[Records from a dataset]
--

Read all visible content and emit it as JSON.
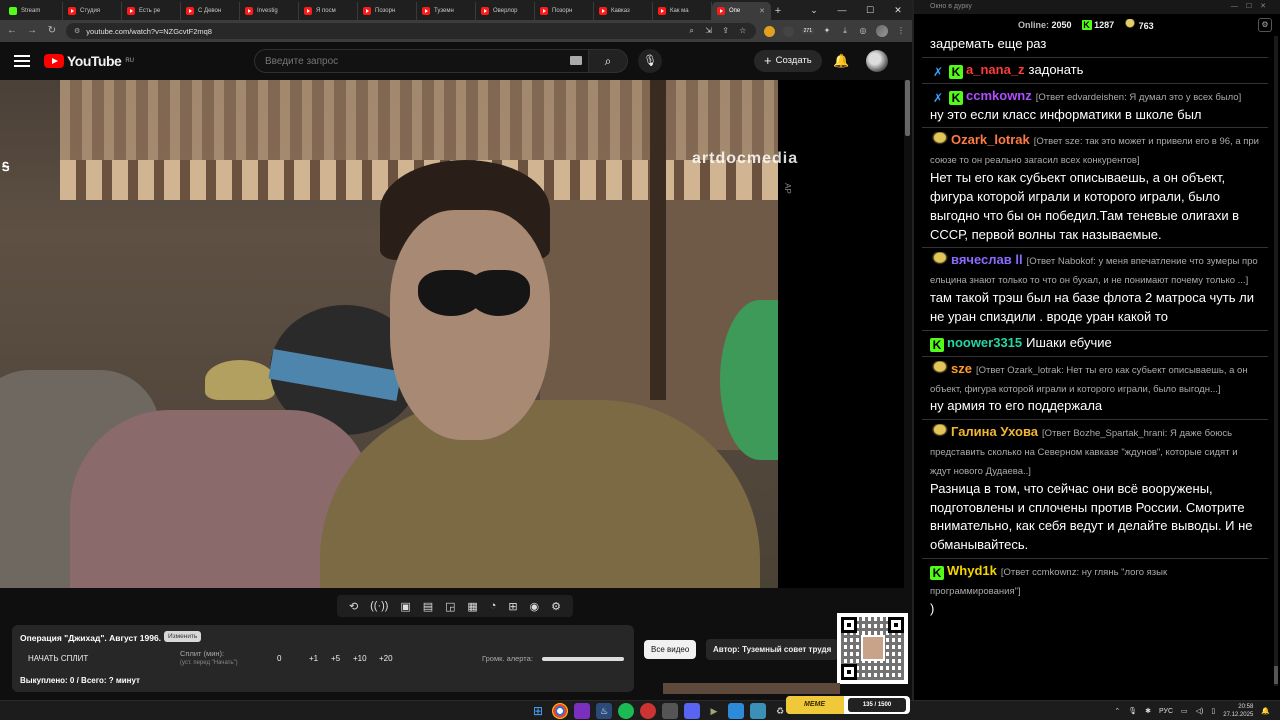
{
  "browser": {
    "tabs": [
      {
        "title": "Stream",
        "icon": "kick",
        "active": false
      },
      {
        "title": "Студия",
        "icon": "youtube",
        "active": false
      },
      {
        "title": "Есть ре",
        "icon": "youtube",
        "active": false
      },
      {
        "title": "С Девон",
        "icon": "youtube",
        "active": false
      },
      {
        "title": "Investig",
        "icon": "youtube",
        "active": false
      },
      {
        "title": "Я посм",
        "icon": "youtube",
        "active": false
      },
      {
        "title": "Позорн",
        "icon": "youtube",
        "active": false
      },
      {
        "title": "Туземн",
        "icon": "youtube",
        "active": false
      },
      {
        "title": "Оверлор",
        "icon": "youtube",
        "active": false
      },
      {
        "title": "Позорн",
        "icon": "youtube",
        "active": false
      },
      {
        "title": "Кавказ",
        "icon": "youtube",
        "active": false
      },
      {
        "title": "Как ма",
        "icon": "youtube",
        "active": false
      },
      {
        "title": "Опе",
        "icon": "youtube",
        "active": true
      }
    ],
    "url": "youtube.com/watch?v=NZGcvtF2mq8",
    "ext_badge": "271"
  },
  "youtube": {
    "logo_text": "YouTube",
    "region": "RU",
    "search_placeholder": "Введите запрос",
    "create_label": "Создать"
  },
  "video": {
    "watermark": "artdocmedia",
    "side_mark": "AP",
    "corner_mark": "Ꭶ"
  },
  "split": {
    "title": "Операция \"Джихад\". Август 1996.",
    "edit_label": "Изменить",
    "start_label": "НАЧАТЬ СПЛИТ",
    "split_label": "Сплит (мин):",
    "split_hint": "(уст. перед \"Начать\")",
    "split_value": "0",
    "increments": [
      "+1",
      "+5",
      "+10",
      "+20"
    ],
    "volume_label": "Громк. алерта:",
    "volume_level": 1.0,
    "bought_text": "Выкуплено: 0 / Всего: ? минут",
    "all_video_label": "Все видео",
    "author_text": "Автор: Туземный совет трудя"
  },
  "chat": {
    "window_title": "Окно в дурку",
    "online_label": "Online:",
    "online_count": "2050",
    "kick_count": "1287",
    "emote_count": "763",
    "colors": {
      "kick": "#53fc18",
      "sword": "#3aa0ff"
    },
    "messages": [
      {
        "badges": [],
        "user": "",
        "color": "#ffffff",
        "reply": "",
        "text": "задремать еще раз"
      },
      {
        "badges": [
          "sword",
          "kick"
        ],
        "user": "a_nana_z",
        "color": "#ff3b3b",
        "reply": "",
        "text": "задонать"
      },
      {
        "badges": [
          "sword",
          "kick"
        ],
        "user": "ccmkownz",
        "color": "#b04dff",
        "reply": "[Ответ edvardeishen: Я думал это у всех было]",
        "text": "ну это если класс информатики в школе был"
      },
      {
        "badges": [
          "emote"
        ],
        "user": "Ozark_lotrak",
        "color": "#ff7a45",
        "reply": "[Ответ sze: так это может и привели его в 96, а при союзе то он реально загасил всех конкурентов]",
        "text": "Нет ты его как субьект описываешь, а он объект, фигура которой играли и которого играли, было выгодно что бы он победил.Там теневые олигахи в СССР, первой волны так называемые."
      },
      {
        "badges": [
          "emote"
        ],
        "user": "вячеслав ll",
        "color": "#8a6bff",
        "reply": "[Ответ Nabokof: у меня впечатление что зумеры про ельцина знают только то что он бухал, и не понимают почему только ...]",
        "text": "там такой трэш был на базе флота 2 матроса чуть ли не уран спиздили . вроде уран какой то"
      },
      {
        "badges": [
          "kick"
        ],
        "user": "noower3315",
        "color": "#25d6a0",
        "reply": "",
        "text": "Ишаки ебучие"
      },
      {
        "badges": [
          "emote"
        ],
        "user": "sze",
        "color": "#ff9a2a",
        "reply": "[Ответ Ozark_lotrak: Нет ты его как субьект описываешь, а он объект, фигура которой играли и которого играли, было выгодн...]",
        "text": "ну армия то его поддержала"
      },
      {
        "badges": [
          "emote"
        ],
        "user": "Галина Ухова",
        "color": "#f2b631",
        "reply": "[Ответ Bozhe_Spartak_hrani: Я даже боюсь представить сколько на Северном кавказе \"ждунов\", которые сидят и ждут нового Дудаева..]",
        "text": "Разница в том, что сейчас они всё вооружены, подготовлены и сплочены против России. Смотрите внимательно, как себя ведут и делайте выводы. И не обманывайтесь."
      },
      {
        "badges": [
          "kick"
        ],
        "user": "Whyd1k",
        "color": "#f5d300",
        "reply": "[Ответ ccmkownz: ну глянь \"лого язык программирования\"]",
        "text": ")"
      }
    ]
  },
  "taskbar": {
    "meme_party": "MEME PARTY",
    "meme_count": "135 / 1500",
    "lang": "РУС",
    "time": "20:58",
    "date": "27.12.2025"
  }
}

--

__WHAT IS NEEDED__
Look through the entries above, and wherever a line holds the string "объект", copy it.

__ANSWER BELOW__
        "text": "Нет ты его как субьект описываешь, а он объект, фигура которой играли и которого играли, было выгодно что бы он победил.Там теневые олигахи в СССР, первой волны так называемые."
        "reply": "[Ответ Ozark_lotrak: Нет ты его как субьект описываешь, а он объект, фигура которой играли и которого играли, было выгодн...]",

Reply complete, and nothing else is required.